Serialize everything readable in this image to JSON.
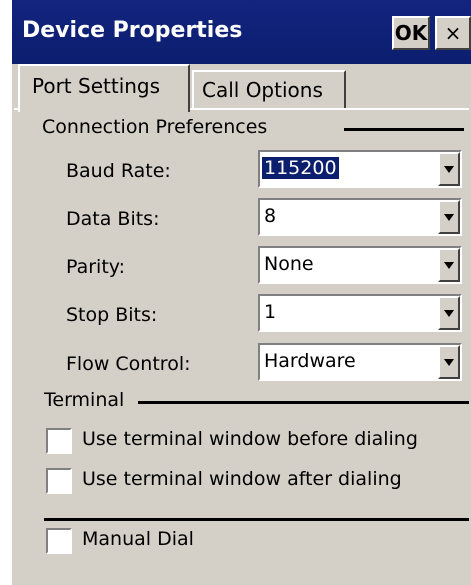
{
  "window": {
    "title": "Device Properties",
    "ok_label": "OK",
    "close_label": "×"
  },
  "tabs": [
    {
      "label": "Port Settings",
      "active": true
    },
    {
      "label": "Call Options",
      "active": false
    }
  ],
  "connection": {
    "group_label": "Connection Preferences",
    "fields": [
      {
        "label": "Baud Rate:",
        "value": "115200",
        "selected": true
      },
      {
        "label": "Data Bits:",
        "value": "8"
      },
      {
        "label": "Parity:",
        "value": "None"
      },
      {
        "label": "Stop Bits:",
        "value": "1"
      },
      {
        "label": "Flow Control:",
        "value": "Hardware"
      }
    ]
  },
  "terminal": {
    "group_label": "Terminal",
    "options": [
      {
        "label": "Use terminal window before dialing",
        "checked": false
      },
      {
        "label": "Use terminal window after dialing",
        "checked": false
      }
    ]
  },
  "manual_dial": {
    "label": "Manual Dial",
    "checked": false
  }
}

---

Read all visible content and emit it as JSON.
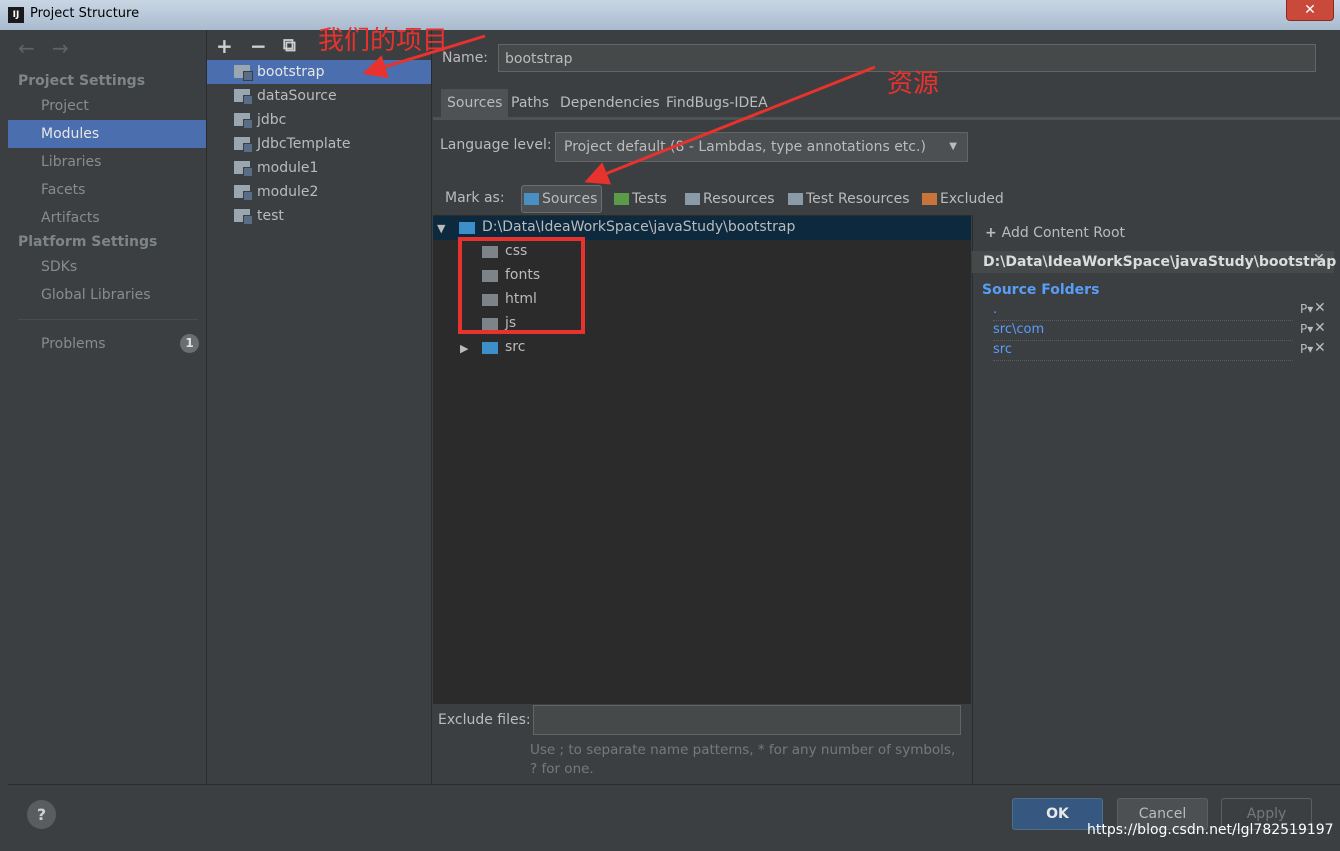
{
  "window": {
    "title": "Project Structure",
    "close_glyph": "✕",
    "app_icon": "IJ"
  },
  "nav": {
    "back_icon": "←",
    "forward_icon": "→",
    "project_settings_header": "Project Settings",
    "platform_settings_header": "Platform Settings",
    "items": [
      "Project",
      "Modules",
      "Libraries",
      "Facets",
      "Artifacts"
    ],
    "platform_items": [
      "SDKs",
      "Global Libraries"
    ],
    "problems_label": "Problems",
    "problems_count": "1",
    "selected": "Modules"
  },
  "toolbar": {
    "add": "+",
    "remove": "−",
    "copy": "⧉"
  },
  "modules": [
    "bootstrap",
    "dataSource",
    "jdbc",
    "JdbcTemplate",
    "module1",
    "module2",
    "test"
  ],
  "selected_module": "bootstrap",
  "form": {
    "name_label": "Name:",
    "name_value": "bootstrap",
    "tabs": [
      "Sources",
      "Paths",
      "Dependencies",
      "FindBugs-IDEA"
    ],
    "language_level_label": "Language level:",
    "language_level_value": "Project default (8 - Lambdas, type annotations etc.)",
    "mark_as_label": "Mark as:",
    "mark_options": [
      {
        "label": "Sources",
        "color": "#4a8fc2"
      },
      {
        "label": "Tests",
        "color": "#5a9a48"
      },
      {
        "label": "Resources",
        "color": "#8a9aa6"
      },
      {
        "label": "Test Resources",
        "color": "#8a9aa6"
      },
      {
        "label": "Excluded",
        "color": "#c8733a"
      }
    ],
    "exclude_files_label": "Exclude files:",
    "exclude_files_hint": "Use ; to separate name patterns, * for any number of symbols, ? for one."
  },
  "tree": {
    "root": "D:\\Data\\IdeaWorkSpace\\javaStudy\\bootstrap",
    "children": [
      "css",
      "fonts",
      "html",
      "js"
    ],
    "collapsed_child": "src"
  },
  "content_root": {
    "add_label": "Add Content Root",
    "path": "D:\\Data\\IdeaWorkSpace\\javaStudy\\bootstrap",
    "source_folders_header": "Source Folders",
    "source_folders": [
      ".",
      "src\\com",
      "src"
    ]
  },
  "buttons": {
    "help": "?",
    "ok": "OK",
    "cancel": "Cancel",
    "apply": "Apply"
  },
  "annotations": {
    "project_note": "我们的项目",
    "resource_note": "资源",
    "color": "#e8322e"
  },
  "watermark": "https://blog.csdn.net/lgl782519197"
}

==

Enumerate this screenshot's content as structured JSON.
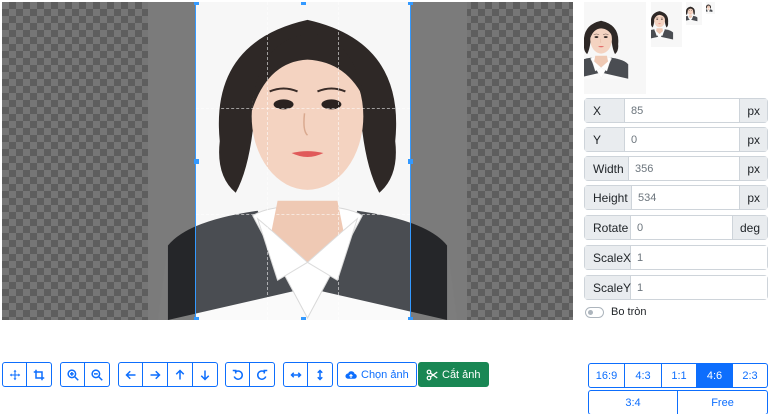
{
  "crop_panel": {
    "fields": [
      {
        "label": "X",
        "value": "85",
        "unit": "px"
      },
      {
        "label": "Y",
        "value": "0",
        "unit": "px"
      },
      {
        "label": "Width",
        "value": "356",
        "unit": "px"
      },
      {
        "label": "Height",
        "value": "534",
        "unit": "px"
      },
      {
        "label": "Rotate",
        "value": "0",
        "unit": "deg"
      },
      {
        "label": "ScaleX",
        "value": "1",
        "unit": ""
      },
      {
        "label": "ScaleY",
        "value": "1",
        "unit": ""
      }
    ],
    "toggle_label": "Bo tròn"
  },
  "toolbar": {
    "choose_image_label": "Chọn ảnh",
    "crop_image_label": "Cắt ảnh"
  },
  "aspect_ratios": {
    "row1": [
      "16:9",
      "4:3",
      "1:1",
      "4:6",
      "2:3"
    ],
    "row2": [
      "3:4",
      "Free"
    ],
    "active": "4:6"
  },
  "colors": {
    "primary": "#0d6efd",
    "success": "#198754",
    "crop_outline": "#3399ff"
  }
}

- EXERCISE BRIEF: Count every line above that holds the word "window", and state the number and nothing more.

- ANSWER AREA: 4